"Are we going to hear Roberta Peters?" asked a woman in the waiting line at the Carter Barron box office. "I thought we were going to hear Beverly Sills."

It was indeed Roberta Peters, who celebrated her 50th birthday a few months ago and whose name was magic 20 years ago, singing in a concert postponed from a week ago. The posters outside Carter Barron gave that much information if no more. They announced her name and mentioned (rather vaguely) the Metropolitan Opera, where she made her debut in 1950, but they said nothing, really, about what would be going on.

"That's Harry Ellis Dickson," said a member of the audience, surprised and excited, as the conductor walked on stage to direct The Grand Carter Barron Philharmonic Pops Symphony Orchestra. Nothing had prepared the man for the appearance of the esteemed assistant conductor of the Boston Pops, whose name appeared neither on the posters nor on the program -- a pitifully small, fuzzily photocopied single sheet of paper. For all that the program revealed, Peters might have been conducting as well as singing.

If it had not been kept such a closely guarded secret that Arthur Fiedler's longtime associate would be in town conducting the kind of program that made the Boston Pops world-famous, the amphitheater -- an ideal place for concerts, an easy-to-reach, urban Wolf Trap -- might have been more than 20 percent full. There should have been a capacity crowd, but the promotion of classical concerts is a special art that the Park Service has not yet learned after 30 years of running Carter Barron -- though it has managed to attract people who can do it at Wolf Trap and the Kennedy Center. It will probably be said after the current series of pops concerts that classical music doesn't work at Carter Barron. That's not the problem: it should work, but it was pitifully mishandled.

The program itself was a handful of trumps from the opening Sousa march to the concluding "Boogie-Woogie Bugle Boy," including such sure-fire winners as Offenbach's "Orpheus" Overture, Bizet's "Carmen" Suite and Strauss' "Voices of Spring" as well as a series of arias sung by Peters.

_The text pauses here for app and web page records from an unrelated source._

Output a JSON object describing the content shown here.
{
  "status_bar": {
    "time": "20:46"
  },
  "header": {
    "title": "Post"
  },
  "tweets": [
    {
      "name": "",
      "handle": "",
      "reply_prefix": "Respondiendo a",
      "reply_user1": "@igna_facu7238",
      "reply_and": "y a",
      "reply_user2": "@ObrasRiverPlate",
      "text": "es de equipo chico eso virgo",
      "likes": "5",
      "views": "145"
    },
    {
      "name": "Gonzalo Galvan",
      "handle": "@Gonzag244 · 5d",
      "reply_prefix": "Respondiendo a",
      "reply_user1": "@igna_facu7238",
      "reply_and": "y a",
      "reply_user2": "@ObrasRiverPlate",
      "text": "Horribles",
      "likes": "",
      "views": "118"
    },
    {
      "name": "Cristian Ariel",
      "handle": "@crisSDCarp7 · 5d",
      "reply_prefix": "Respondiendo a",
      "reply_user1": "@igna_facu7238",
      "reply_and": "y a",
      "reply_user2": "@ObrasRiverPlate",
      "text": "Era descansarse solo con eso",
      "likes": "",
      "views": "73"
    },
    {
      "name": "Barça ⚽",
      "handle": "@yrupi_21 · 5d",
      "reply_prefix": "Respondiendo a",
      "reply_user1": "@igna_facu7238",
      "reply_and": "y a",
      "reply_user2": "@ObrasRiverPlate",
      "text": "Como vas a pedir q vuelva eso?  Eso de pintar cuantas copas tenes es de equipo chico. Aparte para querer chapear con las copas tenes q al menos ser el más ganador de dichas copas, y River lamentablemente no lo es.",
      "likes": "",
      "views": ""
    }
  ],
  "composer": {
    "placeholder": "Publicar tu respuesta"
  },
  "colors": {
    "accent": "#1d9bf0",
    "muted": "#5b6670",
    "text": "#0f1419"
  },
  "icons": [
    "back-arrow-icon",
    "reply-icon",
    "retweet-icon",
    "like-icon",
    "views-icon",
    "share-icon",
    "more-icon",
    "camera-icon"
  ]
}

The new Carter Barron orchestra turned out to be a collection of some of Washington's top free-lance musicians.

In the case of Peters, the enthusiasm was somewhat overdone.Her voice is still fine at its best, particularly in the lower and middle registers, but the coloratura is no longer reliable and the top tends to be both thin and wobbly. At this point in her career, these facts are hardly a secret to music lovers, but Peters was only part of the program. By choosing to publicize her rather than a surefire program and conductor, the Carter Baron management deprived itself of a large potential audience and many Washingtonians of an enjoyable evening.